What the exercise asks:
Check each line of the data below for the word "Choose". How many lines have it? Answer with the number alone.
=== Extracted records ===
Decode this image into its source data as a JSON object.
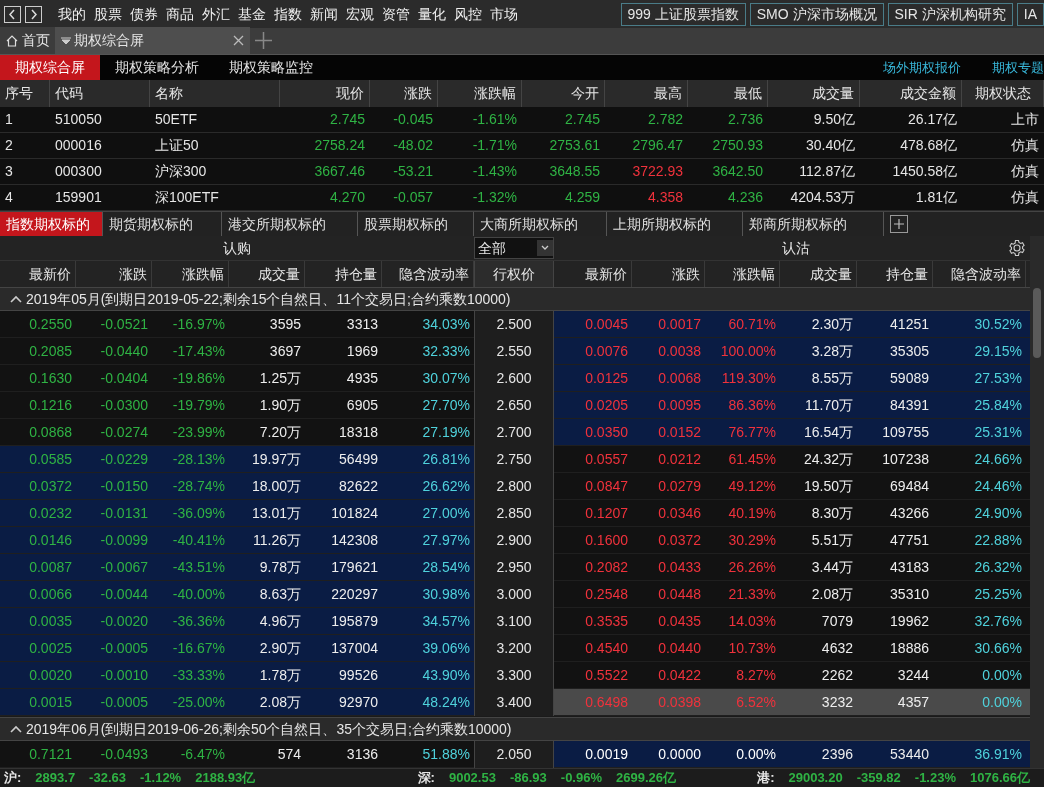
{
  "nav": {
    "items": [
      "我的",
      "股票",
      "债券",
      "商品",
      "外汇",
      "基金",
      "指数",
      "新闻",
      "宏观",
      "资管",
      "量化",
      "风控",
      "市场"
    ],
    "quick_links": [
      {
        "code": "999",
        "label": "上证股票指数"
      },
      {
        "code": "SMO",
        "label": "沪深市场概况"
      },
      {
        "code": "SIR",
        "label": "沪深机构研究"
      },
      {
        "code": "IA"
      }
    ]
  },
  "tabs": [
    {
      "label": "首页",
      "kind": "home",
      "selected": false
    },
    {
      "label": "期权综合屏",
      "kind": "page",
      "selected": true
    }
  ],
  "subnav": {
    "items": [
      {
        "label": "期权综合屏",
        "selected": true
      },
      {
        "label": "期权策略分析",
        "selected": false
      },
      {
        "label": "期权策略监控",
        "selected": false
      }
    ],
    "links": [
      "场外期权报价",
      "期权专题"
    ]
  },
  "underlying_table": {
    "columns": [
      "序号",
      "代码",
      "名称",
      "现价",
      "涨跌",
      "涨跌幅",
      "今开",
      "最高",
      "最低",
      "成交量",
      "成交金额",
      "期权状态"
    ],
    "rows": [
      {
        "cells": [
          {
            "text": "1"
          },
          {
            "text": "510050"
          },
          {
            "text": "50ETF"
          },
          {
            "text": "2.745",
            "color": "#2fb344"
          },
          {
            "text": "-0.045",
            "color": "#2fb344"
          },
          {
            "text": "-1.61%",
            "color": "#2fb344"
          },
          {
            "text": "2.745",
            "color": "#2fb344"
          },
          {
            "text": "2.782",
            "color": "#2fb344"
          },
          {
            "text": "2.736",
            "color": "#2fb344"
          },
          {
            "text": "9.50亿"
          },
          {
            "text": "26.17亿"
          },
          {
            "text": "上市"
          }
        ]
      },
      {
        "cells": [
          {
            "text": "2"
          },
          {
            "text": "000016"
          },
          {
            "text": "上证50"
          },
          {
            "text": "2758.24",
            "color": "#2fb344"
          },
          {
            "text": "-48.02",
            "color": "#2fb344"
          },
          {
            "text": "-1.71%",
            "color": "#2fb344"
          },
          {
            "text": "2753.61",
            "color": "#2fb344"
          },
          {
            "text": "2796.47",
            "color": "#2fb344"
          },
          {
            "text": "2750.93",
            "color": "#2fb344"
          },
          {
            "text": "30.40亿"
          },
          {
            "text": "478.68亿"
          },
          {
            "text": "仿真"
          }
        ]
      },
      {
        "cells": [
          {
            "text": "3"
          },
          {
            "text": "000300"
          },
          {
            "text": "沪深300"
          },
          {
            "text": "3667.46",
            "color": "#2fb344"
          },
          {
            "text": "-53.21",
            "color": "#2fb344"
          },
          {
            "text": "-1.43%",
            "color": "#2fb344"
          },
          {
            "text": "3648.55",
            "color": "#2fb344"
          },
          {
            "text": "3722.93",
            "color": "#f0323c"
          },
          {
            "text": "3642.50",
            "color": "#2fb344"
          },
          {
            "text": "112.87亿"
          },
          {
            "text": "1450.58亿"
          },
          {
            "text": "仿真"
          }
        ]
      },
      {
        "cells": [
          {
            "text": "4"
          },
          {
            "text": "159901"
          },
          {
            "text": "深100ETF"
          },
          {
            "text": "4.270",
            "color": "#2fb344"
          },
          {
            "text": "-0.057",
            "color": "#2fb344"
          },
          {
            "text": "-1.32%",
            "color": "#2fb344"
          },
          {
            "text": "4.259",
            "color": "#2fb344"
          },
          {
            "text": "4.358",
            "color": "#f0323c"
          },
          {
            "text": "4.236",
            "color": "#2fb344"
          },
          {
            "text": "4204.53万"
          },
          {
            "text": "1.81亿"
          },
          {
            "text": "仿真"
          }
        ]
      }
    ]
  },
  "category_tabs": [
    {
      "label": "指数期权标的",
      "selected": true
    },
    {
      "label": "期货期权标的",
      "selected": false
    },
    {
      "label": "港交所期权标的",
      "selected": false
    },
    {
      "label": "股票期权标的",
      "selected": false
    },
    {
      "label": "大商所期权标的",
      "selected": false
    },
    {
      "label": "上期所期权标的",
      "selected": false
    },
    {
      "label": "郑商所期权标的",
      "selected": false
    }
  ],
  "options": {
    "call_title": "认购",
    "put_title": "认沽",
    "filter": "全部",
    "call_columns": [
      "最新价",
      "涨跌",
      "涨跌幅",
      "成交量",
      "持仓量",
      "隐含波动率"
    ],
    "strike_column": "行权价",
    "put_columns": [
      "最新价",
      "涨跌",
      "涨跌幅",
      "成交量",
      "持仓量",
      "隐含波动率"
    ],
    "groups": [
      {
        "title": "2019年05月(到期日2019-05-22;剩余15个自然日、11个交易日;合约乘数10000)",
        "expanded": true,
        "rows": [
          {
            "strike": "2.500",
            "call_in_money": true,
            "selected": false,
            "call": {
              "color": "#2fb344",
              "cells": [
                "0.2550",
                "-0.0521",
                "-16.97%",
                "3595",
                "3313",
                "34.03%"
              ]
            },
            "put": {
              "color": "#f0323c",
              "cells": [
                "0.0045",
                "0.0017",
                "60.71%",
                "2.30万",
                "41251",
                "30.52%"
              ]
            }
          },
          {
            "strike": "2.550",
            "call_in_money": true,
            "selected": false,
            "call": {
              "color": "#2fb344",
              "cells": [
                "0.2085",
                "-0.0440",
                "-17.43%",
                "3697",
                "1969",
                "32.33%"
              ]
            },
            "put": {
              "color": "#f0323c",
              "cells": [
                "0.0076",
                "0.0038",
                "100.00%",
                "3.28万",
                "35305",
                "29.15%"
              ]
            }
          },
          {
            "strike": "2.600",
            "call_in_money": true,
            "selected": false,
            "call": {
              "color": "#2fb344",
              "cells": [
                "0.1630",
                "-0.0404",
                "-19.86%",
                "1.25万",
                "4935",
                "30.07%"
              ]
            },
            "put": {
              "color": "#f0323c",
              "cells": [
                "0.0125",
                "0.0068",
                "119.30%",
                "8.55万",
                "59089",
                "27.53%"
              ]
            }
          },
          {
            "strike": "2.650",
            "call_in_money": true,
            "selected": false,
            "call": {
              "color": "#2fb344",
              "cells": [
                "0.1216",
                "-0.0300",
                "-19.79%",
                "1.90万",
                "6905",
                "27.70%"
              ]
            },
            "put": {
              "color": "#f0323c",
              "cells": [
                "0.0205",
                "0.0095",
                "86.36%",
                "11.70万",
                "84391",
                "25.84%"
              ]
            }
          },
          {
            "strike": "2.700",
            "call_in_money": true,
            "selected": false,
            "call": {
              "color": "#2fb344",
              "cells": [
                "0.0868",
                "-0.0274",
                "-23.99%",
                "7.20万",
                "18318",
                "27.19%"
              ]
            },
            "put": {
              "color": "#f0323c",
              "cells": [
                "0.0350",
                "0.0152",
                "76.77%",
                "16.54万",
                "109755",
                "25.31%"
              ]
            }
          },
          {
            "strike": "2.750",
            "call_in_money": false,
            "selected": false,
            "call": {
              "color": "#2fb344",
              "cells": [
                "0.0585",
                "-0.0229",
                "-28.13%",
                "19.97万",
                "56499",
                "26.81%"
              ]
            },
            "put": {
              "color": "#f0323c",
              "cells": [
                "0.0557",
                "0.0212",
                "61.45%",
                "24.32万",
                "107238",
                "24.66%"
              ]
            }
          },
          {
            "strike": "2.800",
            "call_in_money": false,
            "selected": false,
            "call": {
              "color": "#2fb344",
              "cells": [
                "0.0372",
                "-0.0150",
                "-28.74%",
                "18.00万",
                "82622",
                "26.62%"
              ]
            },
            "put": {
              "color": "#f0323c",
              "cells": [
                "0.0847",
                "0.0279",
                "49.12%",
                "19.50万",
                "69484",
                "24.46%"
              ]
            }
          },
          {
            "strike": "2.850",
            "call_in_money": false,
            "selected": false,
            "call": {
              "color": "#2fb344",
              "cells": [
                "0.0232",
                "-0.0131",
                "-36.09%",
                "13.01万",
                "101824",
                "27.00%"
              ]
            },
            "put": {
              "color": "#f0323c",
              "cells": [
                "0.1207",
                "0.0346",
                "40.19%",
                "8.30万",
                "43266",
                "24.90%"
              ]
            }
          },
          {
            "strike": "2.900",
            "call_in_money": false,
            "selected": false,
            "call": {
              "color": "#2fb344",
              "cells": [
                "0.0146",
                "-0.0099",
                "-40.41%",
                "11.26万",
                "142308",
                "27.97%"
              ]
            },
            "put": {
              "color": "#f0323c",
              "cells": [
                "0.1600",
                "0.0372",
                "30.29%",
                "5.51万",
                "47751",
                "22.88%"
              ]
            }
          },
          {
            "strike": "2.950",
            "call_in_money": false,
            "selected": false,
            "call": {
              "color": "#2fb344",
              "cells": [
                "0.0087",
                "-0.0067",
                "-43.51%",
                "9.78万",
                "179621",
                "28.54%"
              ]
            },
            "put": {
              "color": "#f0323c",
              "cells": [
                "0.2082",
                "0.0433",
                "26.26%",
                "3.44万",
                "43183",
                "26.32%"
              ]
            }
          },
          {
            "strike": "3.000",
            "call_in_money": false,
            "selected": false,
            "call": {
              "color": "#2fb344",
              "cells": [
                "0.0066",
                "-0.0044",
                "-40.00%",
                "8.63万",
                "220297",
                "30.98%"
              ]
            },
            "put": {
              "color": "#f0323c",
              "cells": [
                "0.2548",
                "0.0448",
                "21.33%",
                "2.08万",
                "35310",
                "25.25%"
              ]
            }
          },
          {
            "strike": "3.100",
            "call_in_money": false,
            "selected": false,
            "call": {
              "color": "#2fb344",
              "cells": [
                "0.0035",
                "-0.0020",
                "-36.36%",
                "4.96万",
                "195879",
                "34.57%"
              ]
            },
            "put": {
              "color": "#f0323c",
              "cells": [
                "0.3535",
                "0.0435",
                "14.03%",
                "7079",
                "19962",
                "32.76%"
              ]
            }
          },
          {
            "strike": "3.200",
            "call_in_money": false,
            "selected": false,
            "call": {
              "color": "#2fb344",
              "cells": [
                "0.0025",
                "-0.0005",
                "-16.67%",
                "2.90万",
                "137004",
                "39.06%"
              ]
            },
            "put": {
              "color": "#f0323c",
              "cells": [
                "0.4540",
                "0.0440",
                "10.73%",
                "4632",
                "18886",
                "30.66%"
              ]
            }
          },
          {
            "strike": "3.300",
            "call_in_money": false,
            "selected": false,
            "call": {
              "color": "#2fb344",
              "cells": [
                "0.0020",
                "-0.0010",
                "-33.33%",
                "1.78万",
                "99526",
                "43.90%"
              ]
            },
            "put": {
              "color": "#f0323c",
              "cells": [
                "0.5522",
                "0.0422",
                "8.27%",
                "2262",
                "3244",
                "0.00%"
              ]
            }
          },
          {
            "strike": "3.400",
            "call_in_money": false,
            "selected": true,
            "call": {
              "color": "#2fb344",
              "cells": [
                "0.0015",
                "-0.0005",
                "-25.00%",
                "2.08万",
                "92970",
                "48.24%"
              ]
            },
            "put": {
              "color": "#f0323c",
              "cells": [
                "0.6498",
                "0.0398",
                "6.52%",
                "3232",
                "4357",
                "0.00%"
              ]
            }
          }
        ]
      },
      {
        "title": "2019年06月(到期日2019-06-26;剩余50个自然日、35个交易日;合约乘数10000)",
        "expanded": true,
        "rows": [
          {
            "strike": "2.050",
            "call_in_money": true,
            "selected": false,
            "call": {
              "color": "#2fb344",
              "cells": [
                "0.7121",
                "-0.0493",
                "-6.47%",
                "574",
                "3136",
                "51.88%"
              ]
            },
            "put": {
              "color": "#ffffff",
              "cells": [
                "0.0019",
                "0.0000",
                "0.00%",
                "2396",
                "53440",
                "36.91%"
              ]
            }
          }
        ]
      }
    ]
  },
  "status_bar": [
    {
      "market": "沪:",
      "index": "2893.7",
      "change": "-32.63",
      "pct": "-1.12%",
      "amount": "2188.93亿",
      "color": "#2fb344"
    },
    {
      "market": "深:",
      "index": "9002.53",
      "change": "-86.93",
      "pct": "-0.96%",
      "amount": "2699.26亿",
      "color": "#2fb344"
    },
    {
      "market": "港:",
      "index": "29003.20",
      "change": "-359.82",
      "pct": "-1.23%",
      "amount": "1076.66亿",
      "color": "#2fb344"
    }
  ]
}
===
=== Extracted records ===
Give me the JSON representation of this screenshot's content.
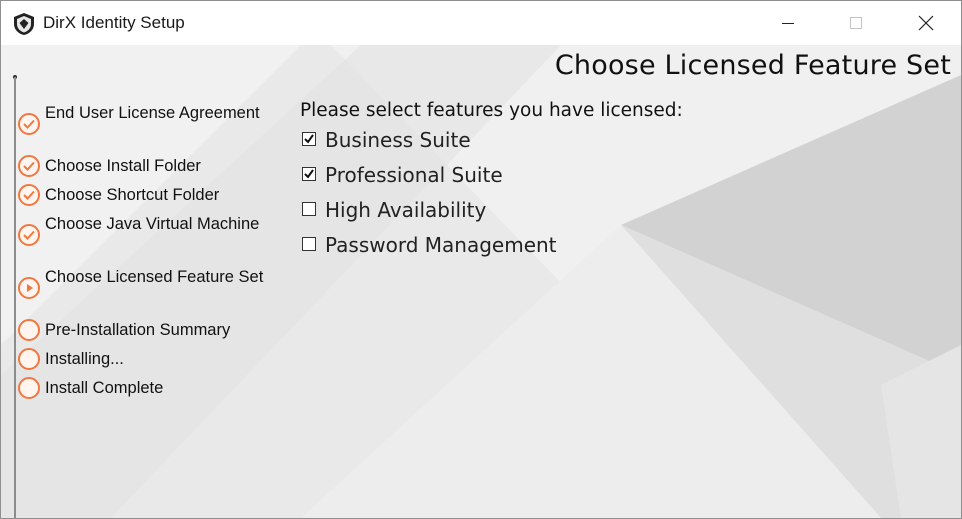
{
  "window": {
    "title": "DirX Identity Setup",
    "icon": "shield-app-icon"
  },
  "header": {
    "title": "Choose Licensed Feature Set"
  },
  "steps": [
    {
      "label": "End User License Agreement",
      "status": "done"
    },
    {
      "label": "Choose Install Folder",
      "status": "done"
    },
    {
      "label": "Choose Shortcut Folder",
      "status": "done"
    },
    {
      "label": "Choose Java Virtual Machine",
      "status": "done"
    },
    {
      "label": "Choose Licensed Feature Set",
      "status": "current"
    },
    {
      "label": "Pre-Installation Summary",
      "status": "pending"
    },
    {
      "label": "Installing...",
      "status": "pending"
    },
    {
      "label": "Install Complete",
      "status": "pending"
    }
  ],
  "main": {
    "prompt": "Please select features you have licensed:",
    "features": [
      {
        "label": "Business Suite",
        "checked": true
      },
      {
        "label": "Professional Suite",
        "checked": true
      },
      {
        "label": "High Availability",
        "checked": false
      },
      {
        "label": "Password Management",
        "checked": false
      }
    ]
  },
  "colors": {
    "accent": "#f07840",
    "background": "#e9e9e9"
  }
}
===
Task solution:
5